Ladies in Red Make a Bull Case for Vietnam

A high female workforce-participation rate, a vestige of the war, helps the country exploit its demographic dividend. That’s good news for foreign money.

Paying dividends.

Paying dividends.

Photographer: Brent Lewin/Bloomberg

Women hold up half of the sky, or so Communist China’s founding father Mao Zedong liked to say. These days, that’s certainly the case in Vietnam. 

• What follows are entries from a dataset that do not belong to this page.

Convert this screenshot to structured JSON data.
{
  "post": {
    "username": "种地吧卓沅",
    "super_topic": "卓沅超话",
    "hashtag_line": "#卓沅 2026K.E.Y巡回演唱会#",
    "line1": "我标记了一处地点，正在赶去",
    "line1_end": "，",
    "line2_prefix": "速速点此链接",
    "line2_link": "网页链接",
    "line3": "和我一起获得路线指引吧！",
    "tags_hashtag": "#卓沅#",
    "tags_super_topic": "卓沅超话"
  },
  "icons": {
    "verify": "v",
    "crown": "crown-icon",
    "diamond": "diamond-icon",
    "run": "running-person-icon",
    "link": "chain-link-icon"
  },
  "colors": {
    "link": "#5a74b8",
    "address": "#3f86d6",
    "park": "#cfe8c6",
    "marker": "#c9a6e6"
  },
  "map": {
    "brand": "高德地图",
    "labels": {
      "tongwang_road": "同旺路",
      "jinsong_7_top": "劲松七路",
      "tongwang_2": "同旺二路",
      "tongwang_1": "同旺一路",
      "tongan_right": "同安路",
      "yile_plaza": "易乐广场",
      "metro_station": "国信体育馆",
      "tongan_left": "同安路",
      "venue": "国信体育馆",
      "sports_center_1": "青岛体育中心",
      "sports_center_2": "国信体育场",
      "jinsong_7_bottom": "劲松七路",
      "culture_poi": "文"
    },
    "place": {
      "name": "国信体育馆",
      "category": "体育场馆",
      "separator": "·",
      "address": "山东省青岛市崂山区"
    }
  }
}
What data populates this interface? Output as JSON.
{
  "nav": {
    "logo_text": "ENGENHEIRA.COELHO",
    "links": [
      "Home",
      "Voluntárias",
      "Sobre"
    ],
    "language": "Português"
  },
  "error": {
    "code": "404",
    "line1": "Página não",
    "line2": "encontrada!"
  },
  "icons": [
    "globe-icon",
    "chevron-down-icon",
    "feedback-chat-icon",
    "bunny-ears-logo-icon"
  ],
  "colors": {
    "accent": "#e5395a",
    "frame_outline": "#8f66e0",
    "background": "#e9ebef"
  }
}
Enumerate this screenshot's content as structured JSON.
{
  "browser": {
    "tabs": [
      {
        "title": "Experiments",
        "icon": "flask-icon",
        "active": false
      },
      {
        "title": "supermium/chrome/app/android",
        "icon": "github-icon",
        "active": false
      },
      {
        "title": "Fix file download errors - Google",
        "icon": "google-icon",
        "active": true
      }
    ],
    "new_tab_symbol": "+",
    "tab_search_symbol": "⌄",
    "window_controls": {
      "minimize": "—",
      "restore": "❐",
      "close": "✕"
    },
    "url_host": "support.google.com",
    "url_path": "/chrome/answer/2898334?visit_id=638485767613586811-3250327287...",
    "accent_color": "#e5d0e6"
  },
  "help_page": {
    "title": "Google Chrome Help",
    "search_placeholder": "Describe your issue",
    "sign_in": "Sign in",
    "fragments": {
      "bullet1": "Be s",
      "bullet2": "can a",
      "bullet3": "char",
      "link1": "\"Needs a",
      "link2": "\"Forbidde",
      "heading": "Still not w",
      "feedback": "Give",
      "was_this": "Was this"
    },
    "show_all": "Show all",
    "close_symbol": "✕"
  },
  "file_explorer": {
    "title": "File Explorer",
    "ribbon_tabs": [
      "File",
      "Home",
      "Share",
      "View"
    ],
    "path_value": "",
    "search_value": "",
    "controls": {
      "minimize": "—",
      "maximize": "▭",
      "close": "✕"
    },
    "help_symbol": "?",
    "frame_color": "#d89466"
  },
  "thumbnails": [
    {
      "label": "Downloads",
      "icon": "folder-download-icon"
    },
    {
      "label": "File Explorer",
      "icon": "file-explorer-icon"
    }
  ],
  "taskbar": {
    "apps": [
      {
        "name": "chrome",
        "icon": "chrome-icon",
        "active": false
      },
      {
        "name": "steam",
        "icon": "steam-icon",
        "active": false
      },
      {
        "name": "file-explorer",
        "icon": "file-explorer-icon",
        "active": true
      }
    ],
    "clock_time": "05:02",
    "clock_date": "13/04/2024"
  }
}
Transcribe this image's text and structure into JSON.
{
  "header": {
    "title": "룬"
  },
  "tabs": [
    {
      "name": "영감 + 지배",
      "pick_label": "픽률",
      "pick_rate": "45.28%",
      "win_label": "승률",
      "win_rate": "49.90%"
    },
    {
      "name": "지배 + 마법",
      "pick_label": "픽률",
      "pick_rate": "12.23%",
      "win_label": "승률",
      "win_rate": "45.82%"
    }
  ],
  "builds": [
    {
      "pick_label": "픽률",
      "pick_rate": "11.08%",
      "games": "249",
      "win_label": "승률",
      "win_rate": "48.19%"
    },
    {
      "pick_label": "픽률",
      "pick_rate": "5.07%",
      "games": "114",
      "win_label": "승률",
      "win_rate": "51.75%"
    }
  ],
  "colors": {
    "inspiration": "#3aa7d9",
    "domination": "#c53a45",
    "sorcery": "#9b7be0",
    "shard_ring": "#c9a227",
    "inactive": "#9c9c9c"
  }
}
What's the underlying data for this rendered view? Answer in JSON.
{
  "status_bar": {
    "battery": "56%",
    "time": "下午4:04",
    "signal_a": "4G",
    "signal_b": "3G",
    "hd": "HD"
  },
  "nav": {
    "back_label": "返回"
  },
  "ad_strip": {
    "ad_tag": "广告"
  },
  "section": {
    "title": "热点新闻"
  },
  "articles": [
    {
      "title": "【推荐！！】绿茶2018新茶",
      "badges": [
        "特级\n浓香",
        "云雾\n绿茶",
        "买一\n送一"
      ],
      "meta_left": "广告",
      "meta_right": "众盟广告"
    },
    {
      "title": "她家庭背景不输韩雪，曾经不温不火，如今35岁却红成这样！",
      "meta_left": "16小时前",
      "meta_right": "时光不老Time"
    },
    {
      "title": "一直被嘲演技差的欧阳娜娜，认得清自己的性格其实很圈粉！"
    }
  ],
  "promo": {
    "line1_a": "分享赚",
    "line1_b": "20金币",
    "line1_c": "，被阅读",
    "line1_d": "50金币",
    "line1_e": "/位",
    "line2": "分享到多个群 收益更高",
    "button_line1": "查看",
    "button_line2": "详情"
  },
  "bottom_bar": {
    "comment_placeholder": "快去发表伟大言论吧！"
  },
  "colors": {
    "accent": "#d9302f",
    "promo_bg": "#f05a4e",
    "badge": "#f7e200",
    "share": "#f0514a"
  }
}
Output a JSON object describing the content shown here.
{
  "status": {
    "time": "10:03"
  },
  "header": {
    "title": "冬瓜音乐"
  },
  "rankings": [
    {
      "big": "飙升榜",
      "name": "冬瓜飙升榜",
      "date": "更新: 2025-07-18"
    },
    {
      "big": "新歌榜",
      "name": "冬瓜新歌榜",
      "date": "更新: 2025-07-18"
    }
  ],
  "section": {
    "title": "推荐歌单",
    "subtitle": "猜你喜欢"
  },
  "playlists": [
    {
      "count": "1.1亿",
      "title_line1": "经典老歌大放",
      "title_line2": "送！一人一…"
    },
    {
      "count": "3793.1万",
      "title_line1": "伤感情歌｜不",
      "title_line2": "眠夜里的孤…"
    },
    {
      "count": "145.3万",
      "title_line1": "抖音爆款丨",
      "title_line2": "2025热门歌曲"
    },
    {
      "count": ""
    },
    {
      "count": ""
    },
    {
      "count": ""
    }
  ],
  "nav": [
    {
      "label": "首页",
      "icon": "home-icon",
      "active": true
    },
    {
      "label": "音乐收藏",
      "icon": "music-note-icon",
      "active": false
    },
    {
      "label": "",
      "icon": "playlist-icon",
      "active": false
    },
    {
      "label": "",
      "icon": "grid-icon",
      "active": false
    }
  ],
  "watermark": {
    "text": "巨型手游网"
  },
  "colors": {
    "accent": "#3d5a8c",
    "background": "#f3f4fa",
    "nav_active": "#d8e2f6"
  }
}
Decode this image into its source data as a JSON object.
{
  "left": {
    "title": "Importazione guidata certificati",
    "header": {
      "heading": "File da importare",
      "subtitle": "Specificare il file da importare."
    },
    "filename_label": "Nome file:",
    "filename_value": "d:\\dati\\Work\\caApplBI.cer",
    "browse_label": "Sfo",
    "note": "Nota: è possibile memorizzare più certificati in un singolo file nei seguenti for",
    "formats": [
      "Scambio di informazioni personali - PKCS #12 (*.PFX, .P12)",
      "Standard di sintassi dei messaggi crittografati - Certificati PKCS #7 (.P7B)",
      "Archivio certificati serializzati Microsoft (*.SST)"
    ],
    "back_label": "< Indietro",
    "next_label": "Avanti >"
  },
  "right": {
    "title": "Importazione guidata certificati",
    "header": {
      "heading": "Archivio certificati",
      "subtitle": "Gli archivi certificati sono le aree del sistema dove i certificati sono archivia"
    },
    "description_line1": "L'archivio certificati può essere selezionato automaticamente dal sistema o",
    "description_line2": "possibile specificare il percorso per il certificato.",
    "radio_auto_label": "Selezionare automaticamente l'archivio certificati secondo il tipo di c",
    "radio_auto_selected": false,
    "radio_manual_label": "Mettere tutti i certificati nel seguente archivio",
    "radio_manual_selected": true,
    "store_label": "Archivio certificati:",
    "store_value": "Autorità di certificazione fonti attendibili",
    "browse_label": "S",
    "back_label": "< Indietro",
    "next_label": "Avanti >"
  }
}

Throughout the country, many well-known businesses are run by women. There’s Mai Kieu Lien, who captured the rising middle class’s thirst for protein-rich milk drinks and built Vietnam Dairy Products JSC into a $10 billion empire. Then there’s Nguyen Thi Phuong Thao, founder of budget airline VietJet Aviation JSC, who became Vietnam’s first female billionaire – and not just because of its bikini-clad flight attendants. Vietnam’s hourglass Hanoi-to-Ho Chi Minh City geography makes flying an efficient option in a nation that’s yet to build a high-speed rail line between the two megacities.